Humira accounts for 60% of AbbVie's total revenue, which was $32.75 billion in 2018. Non-GAAP earnings were $7.91 per diluted share in 2018, compared to $5.6 per diluted share in 2017.

Other key drivers of AbbVie's revenue were cancer treatment Imbruvica with 42% growth in sales to $1 billion, hepatitis C drug Mavyret with sales of $819 million and Venclexta, which treats leukaemia, with $124 million in sales.

Year to date, Takeda shares have climbed 23% to $20.6 and AbbVie has declined 15% to $78.1.

Takeda Pharmaceutical has a market capitalization of $63.92 billion, while AbbVie has a market capitalization of $115.17 billion.

Takeda has a 52-week range of $15.50 to $26.95, a price-earnings ratio of 32.88 versus an industry median of 23.77 and a price-sales ratio of 2.03 versus an industry median of 3.1.
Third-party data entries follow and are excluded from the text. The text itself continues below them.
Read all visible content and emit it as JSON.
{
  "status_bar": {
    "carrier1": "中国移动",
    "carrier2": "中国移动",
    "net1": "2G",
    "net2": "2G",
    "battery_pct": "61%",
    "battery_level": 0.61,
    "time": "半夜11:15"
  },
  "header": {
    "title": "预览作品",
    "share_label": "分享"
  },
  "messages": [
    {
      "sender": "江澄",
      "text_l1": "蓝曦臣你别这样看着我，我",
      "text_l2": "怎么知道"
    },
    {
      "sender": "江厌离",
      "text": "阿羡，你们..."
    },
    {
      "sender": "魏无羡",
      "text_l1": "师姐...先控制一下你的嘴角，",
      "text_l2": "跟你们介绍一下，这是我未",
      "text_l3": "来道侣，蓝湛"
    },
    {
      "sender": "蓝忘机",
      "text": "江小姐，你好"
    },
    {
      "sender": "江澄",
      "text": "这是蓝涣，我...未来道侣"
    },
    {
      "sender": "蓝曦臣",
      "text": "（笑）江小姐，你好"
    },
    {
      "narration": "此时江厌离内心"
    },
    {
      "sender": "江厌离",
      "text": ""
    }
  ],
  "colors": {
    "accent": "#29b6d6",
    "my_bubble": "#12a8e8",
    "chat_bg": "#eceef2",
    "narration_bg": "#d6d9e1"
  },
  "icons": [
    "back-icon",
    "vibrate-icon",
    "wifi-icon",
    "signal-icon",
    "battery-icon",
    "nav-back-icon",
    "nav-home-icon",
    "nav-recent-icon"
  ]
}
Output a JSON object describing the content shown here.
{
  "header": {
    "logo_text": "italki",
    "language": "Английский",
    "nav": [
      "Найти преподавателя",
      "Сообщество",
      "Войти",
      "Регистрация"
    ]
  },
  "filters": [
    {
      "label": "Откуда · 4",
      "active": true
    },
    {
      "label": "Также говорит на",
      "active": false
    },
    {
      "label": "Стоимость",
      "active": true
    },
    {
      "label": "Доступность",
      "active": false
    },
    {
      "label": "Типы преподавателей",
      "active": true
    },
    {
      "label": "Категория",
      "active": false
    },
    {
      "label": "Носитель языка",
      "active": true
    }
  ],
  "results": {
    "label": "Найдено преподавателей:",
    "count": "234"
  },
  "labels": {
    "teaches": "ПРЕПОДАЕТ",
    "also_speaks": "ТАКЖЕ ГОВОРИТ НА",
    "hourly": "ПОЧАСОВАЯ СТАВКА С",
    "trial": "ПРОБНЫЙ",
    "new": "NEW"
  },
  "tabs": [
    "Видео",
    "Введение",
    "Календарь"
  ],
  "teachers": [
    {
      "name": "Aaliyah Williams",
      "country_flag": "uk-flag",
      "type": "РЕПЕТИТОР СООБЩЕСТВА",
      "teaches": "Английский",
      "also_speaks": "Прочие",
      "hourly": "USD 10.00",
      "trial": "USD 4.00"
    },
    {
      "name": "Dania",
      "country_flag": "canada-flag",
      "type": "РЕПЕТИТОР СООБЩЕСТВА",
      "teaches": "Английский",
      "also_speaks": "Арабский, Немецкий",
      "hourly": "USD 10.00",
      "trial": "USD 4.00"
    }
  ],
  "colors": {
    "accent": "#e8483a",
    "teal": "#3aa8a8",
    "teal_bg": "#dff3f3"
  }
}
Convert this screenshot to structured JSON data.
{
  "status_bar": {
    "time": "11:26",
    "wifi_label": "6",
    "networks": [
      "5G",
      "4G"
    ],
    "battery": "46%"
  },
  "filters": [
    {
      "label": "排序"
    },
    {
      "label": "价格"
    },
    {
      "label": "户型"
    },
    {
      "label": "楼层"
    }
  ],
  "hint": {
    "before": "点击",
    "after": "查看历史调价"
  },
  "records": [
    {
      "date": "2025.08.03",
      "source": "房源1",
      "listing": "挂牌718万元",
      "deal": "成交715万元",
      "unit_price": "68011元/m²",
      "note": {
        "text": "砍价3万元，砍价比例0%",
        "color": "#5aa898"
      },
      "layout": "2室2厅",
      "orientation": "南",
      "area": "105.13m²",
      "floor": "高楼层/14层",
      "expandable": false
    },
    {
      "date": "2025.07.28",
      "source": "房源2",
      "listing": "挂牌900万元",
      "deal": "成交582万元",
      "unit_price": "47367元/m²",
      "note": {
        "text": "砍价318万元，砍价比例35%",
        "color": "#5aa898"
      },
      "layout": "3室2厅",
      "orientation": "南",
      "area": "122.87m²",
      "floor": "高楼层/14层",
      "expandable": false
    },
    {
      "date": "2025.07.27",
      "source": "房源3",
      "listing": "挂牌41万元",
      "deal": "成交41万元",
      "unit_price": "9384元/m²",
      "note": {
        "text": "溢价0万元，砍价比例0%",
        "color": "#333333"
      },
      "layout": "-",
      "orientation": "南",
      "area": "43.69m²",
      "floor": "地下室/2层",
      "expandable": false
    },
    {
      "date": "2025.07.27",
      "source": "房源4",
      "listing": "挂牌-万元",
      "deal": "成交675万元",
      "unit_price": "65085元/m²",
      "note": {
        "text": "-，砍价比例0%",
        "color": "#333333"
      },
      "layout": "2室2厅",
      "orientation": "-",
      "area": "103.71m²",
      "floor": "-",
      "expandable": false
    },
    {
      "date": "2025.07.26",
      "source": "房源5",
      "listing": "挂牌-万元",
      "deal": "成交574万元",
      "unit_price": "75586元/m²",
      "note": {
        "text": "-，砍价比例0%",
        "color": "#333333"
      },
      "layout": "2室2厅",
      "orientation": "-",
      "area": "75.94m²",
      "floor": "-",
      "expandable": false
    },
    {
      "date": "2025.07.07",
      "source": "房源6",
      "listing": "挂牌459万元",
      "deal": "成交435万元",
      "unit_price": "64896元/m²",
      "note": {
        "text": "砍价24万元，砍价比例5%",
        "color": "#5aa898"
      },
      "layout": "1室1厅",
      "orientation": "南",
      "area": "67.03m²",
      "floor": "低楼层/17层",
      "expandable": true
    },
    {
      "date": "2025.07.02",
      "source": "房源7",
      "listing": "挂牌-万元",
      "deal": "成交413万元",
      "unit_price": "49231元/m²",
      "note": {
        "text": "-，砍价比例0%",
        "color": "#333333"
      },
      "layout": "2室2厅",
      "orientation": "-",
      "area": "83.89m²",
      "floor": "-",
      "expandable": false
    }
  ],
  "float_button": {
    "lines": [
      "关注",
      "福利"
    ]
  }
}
AbbVie has a 52-week range of $75.77 to $121.45, a price-earnings ratio of 21.28 and a price-sales ratio of 3.68.

Wall Street issued a buy recommendation rating with an average target price of $26.96 for shares of Takeda and a hold recommendation rating with an average target price of $90.13 for shares of AbbVie.

Disclosure: I have no positions in any securities mentioned.

Read more here:

This article first appeared on GuruFocus.